Drinking alcohol can interfere with your immune system. Your immune system is a crucial system that keeps your lungs healthy and able to fight off infections. Infections and COPD are a huge issue that could increase your chance of being hospitalized or experience exacerbated symptoms and irreversible lung damage. Alcohol’s damage to the immune system is so well known that it is a syndrome called alcoholic lung.
Drinking alcohol can also hurt the surface cells that line the insides of the lungs. Every cell in our body is important for function and protection. Damaging our cells that have functional purposes is going to affect you in a negative way.
The surface cells are there to protect your lungs from inhaling damaging materials you breathe in everyday. Parts of your lungs are lined with hair-like cells called cilia who get rid of things inhaled out of the lungs. The bottom line is that heavy alcohol use harms this whole process.
Heavy drinking also causes inflammation. Alcohol is actually an irritating chemical, not just a liquid. Because of this, the vapor in alcohol harms your cells in the upper and lower parts of your airway, leaving them inflamed and irritated.
When people drink alcohol some of it is absorbed in the bloodstream while some of it diffuses out into the lungs into your breath. Hence why you can smell alcohol on the breath!
This is also how breathalyzer tests work. After consuming alcohol, part of it is breathed out in the form of vapor. The vapor form is very harmful, and will cause damage to your airways. This damage is not secluded to your lungs, but it impacts the nasal passages and sinuses too. Inflammation is another issue with breathing alcohol vapor and will make you more susceptible to infections.
Continuing on, alcohol can also harm your lungs by inflicting some of the body’s reflexes. Getting drunk will hurt your gag reflex. The gag reflex’s function is to stop people from inhaling food, drinks, or spit into the lungs. Without the gag reflex, or if you are constantly hurting your gag reflex, it is likely you will inhale food, water, or other irritants into your lungs.
Alcohol is known to kill some of the good bacteria that can normally be found in your mouth and throat.

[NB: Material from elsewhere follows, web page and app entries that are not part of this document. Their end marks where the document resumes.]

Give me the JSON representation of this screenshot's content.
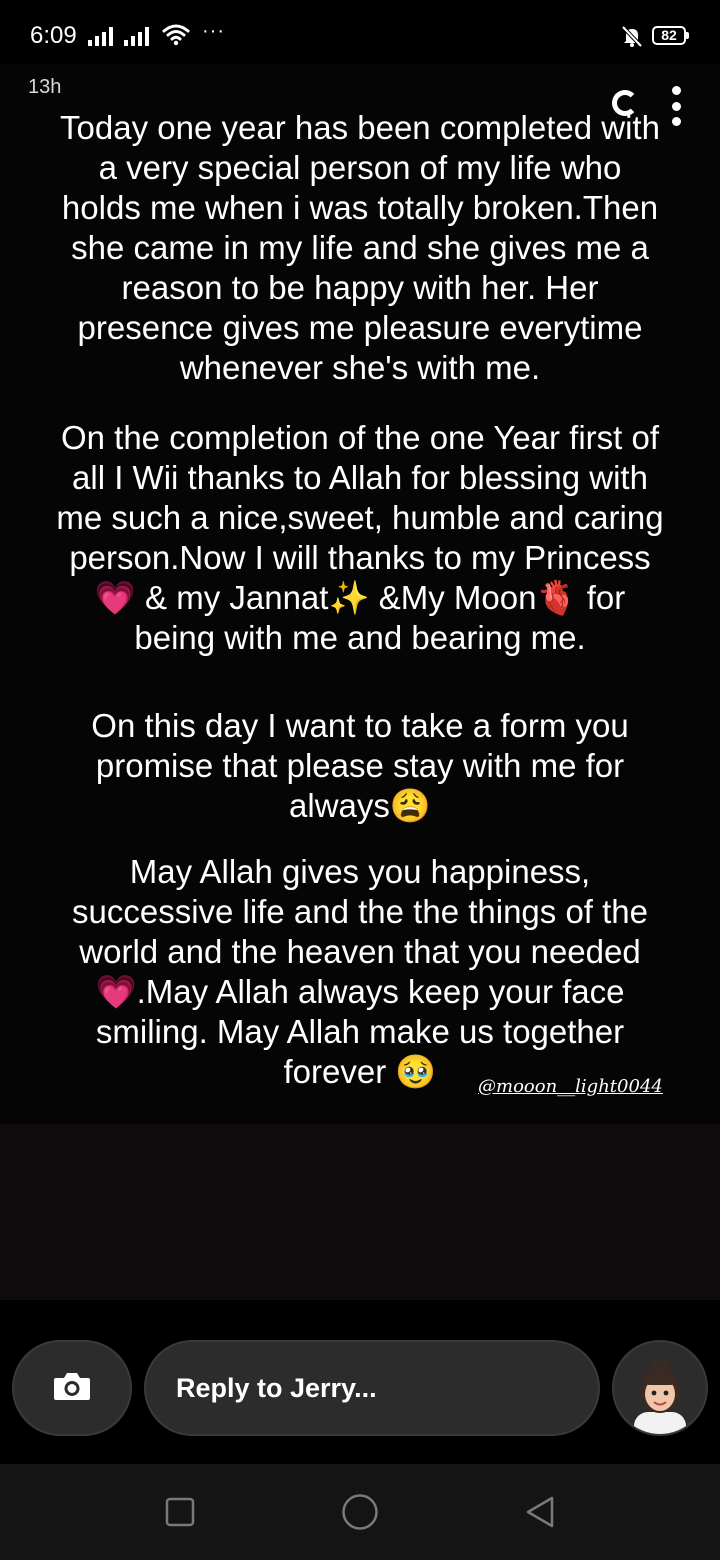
{
  "status_bar": {
    "time": "6:09",
    "battery": "82",
    "more_indicator": "···",
    "icons": [
      "signal-icon",
      "signal-icon",
      "wifi-icon",
      "do-not-disturb-icon",
      "battery-icon"
    ]
  },
  "story": {
    "timestamp": "13h",
    "paragraphs": [
      "Today one year has been completed with\na very special person of my life who\nholds me when i was totally broken.Then\nshe came in my life and she gives me a\nreason to be happy with her. Her\npresence gives me pleasure everytime\nwhenever she's with me.",
      "On the completion of the one Year first of\nall I Wii thanks to Allah for blessing with\nme such a nice,sweet, humble and caring\nperson.Now I will thanks to my Princess\n💗 & my Jannat✨ &My Moon🫀 for\nbeing with me and bearing me.",
      "On this day I want to take a form you\npromise that please stay with me for\nalways😩",
      "May Allah gives you happiness,\nsuccessive life and the the things of the\nworld and the heaven that you needed\n💗.May Allah always keep your face\nsmiling. May Allah make us together\nforever 🥹"
    ],
    "watermark": "@mooon__light0044"
  },
  "reply": {
    "placeholder": "Reply to Jerry..."
  },
  "colors": {
    "background": "#000000",
    "pill": "#2c2c2c",
    "navbar": "#141414"
  }
}
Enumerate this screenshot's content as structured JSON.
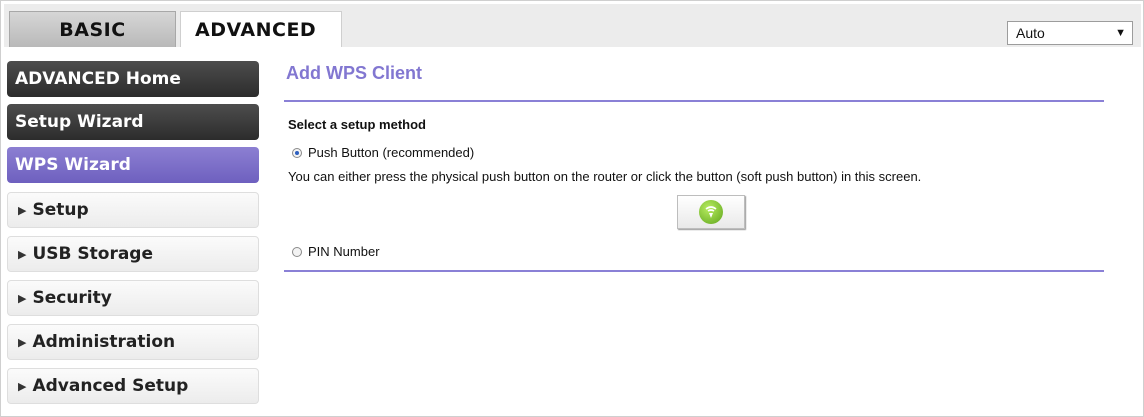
{
  "tabs": {
    "basic": "BASIC",
    "advanced": "ADVANCED"
  },
  "language_select": {
    "value": "Auto"
  },
  "sidebar": {
    "items": [
      {
        "label": "ADVANCED Home"
      },
      {
        "label": "Setup Wizard"
      },
      {
        "label": "WPS Wizard"
      },
      {
        "label": "Setup"
      },
      {
        "label": "USB Storage"
      },
      {
        "label": "Security"
      },
      {
        "label": "Administration"
      },
      {
        "label": "Advanced Setup"
      }
    ]
  },
  "main": {
    "title": "Add WPS Client",
    "section_label": "Select a setup method",
    "push_button_option": "Push Button (recommended)",
    "push_button_description": "You can either press the physical push button on the router or click the button (soft push button) in this screen.",
    "pin_option": "PIN Number"
  },
  "colors": {
    "accent": "#8277d1",
    "active_nav": "#7a6cc8",
    "dark_nav": "#3a3a3a",
    "wps_green": "#7cc72f"
  },
  "icons": {
    "wps": "wps-push-icon",
    "nav_arrow": "triangle-right-icon",
    "dropdown": "chevron-down-icon"
  }
}
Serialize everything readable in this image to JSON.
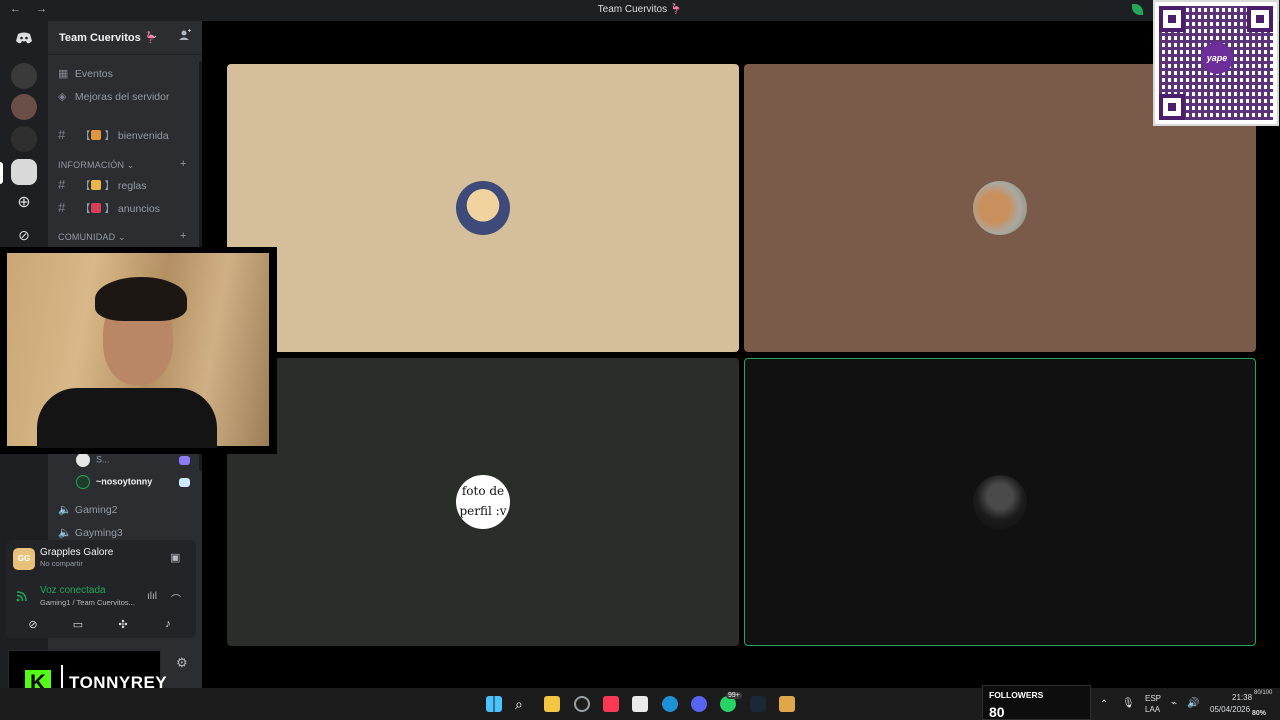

Without this bacteria, you will have an increased risk of experiencing a bacterial infection. In addition to that, killing the normal and good bacteria in your mouth and throat allows for bad bacteria to grow there instead causing potential dangerous infections.
Commonality of Drinking with COPD
Drinking is very common among people with COPD and chronic health conditions in general. In fact one third of people reportedly drink regularly and just under 10 percent report drinking heavily.
Even though, studies have shown that being diagnosed with medical conditions and chronic illnesses often sway people from drinking, people with COPD more often do not quit drinking. People with COPD and other respiratory diseases are as likely to quit drinking despite their diagnosis. The reasoning behind this is unclear.
However it does bring up a good point. That people with COPD and similar chronic illness were heavy drinkers before being diagnosed, suggesting drinking could have a connection to the cause of their COPD.
Other Risks Associated with COPD
Of course, there are other causes and it is likely that COPD develops for several lifestyle reasons and habits. Some of the other causes of COPD besides smoking include, living in populated areas, breathing in harsh environmental irritants and it can even be genetic in some rarer cases.
That being said, about 90 percent of COPD patients can conclude their COPD is caused by smoking.
The smaller population of COPD patient who have never smoke can contribute their disease to:
- Exposure to secondhand smoke
- Exposure to pollution and other environmental toxins like wildfire smoke
- Breathing in burning chemicals or fuel
- Disorders including alpha-1 antitrypsin deficiency
While there is no direct relationship indicating that drinking alcohol is the cause of COPD, there is evidence that drink does impact the respiratory system in certain negative ways.
We hope this blog sheds light on what drinking can do to the lungs, and how alcohol can impact a person with respiratory disease.